Southwire Lightning Retardant Cable helps protect revenue and cuts maintenance costs

Airports only make money when planes can land. That makes it expensive to shut down a runway because lightning has damaged a lighting circuit. Lightning Retardant Cable (LRC) available from Southwire helps protect airport revenue by guarding buried cable runs against lightning damage.

“Lightning Retardant Cable uses an advanced shielding system to dramatically reduce the susceptibility of buried 5kV circuits to lightning strikes,” says Brian Sides, industrial sales manager for Southwire’s Southeast Region. “LRC cuts cable maintenance costs in high-lightning areas, and it also reduces day-to-day radiated electromagnetic interference from SCR-controlled lighting circuits.”

Direct hits and near misses are all costly

Buried conductors around a runway – or in any open space – can be attractive targets for lightning. Individual airports in a high-lightning areas report as many as 40 strikes in one week, and one direct hit can take out an entire circuit. Even near misses generate energy peaks that can leave thousands of pinholes in the insulation of traditionally shielded cable. The pinholes let in conductive ground water that eventually causes outages – and expensive cable replacement operations.
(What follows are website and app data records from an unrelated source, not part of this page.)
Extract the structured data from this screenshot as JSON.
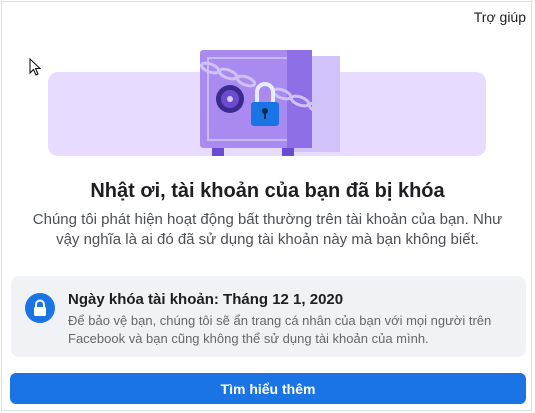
{
  "header": {
    "help_link": "Trợ giúp"
  },
  "hero": {
    "illustration": "locked-safe-icon"
  },
  "main": {
    "title": "Nhật ơi, tài khoản của bạn đã bị khóa",
    "description": "Chúng tôi phát hiện hoạt động bất thường trên tài khoản của bạn. Như vậy nghĩa là ai đó đã sử dụng tài khoản này mà bạn không biết."
  },
  "notice": {
    "icon": "lock-icon",
    "title": "Ngày khóa tài khoản: Tháng 12 1, 2020",
    "text": "Để bảo vệ bạn, chúng tôi sẽ ẩn trang cá nhân của bạn với mọi người trên Facebook và bạn cũng không thể sử dụng tài khoản của mình."
  },
  "actions": {
    "learn_more": "Tìm hiểu thêm"
  },
  "colors": {
    "accent": "#1b74e4",
    "hero_bg": "#e7dcff",
    "safe": "#a98af0"
  }
}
High-impedance ground path yields high reliability

“Lightning Retardant Cable from Southwire uses a unique shielding system that boosts reliability by limiting lightning-induced current flow,” says Sides.

In LRC, a helically wrapped metallic tape shield with insulation between the layers creates a high-inductance ground circuit. The tape offers a high-impedance path to ground for short rise-time lighting surges, but still protects the cable from fault currents. The result is higher reliability and dramatically reduced maintenance costs in lighting systems for taxiways and runways. The LRC design meets FAA L-824C specifications for these applications.

“In three years of FAA-sanctioned field tests in Tampa, Florida – site of the highest lightning density in the U.S. – Lightning Retardant Cable delivered 100-percent reliability,” says Sides. “There was no runway downtime due to cable failure.”

Shielding reduces radiated EMI

Constant-current regulators used in airport lighting circuits are possible sources of high-frequency EMI that can interfere with sensitive navigational systems. The unique shielding system on Lightning Retardant Cable also helps to suppress radiated EMI in the cable system.

“LRC is another example of Southwire’s response to customer needs in industrial power cable,” Sides says. “And solutions to specialized needs often find broader applications in the market.”